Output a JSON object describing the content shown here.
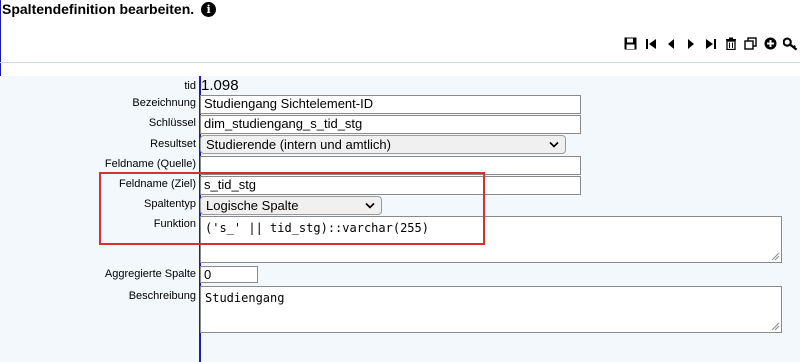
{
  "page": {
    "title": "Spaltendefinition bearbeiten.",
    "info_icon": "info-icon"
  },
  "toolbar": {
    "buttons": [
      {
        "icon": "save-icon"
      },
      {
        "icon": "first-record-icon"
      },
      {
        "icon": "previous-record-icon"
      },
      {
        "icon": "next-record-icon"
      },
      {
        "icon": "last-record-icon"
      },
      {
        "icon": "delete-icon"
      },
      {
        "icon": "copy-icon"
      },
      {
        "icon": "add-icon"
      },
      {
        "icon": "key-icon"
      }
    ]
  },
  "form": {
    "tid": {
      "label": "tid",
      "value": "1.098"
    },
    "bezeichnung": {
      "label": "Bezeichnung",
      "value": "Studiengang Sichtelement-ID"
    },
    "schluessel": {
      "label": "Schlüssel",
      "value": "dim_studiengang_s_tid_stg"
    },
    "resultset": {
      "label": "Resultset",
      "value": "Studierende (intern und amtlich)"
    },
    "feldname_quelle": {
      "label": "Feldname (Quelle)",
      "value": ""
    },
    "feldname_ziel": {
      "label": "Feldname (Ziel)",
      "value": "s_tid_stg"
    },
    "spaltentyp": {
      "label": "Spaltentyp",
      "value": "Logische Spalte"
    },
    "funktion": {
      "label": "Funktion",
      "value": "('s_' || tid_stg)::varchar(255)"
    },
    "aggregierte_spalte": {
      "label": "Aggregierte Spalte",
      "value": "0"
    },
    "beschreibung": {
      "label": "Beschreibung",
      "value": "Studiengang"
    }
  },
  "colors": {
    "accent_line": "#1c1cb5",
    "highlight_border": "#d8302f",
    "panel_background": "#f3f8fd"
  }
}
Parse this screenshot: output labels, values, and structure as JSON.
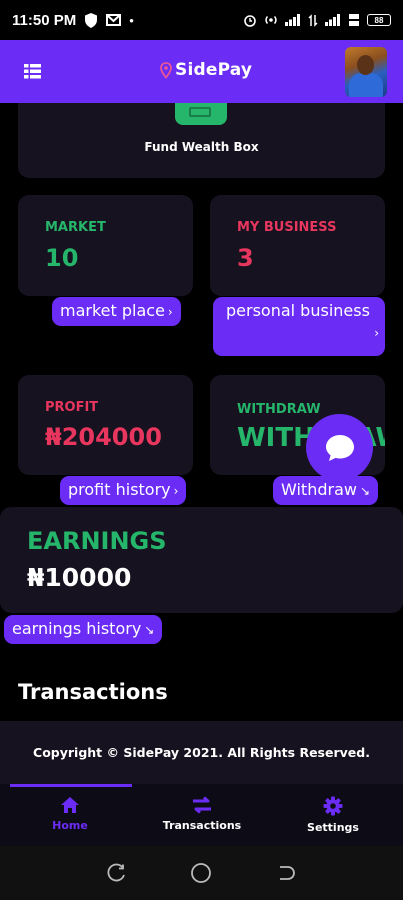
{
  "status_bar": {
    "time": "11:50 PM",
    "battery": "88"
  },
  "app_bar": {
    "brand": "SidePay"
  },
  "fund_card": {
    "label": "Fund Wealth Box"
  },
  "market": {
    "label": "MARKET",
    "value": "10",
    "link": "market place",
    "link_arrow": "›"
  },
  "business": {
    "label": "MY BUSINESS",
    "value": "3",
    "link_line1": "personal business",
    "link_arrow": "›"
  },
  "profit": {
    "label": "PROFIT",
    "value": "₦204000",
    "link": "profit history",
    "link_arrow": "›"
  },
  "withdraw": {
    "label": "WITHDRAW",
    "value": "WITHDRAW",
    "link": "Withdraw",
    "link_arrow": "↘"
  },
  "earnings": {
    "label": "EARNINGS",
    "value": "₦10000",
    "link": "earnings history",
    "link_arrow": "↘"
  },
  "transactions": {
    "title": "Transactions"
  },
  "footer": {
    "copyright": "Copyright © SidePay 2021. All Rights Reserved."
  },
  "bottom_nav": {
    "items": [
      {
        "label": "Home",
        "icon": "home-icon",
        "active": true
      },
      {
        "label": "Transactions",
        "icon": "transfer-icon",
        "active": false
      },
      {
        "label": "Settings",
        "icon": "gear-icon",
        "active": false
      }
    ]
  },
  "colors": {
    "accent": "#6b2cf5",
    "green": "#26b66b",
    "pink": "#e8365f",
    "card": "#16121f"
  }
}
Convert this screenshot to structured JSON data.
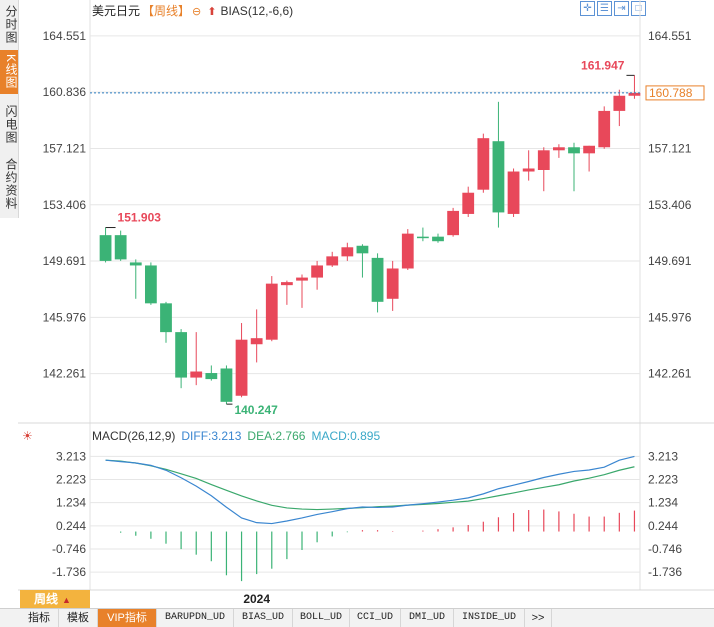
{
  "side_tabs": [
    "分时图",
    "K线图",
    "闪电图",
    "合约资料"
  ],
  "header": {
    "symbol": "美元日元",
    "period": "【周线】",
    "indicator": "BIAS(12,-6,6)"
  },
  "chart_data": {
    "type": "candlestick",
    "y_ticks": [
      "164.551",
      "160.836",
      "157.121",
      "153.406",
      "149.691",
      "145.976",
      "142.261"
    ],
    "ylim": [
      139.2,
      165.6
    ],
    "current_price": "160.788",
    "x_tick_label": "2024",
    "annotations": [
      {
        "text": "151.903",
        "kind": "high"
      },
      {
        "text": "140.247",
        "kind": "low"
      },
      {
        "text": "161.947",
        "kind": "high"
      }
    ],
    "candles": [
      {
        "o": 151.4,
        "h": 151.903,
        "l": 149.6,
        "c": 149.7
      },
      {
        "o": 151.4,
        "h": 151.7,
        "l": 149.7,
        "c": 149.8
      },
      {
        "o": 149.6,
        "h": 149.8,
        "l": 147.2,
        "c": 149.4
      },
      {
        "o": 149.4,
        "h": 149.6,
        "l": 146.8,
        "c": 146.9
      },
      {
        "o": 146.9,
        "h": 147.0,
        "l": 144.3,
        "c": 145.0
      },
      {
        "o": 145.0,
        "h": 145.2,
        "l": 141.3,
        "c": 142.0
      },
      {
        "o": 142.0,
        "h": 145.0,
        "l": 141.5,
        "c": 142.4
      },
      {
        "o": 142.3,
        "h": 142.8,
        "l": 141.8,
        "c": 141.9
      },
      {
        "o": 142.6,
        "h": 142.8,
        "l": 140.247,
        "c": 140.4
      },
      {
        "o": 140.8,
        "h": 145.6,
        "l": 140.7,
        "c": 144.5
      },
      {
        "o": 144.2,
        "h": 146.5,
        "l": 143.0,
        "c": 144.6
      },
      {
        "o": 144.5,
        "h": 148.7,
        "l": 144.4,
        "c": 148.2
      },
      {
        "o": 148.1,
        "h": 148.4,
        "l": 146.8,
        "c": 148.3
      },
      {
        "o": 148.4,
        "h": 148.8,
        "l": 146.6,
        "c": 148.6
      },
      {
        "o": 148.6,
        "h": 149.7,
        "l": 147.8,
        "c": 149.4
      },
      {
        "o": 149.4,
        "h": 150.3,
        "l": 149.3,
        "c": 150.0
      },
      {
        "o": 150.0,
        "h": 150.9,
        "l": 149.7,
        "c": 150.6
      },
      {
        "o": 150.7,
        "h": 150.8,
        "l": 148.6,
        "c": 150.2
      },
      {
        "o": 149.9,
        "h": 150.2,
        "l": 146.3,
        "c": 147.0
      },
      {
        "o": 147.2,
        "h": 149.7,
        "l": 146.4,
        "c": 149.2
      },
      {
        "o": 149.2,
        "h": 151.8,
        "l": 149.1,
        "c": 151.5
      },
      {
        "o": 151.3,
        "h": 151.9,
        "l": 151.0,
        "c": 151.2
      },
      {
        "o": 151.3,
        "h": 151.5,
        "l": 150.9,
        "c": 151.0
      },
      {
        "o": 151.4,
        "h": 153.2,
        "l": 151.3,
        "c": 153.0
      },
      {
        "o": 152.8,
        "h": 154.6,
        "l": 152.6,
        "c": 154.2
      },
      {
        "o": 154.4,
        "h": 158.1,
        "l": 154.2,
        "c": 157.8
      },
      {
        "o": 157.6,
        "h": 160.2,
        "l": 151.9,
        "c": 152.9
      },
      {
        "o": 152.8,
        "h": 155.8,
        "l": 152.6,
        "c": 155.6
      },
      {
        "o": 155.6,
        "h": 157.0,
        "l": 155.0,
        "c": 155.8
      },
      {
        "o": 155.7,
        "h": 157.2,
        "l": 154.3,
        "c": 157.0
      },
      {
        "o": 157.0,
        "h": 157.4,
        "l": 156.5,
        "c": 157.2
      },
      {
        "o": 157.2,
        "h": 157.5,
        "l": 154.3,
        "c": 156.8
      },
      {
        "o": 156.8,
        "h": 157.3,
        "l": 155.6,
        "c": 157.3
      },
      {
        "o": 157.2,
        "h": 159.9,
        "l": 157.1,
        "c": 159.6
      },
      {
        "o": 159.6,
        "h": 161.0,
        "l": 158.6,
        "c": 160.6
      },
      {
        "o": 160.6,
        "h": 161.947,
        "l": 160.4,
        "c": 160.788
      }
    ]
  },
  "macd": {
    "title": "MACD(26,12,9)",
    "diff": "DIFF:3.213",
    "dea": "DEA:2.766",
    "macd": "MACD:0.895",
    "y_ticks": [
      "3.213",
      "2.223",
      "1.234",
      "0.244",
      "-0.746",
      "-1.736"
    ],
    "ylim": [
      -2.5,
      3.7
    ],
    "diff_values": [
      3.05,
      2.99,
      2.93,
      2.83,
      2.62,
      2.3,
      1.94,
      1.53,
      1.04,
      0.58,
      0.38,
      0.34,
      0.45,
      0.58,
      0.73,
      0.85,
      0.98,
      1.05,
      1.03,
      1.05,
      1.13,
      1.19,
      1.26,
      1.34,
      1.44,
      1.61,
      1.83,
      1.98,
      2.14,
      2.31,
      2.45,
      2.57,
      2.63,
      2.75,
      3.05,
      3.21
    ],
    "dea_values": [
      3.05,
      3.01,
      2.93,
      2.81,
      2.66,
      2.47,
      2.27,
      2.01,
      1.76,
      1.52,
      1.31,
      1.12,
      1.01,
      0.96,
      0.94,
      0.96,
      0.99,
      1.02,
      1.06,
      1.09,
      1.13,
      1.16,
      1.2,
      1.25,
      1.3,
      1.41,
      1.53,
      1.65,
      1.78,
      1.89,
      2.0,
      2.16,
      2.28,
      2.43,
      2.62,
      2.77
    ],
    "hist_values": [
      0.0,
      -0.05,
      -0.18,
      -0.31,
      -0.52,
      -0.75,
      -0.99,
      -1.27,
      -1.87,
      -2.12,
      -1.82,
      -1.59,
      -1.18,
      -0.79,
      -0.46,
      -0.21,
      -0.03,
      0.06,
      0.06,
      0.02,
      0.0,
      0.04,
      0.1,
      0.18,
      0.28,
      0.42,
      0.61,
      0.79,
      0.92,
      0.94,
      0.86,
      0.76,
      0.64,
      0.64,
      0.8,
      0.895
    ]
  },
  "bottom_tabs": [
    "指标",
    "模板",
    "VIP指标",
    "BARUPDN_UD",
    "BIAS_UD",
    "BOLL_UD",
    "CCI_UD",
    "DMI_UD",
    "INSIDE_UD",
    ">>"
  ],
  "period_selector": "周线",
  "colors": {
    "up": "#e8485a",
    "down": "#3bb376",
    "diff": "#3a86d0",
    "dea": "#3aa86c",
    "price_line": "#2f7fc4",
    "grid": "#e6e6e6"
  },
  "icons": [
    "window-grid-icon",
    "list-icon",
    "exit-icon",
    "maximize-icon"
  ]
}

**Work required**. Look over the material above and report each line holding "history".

**Task solution**.
    "link": "profit history",
    "link": "earnings history",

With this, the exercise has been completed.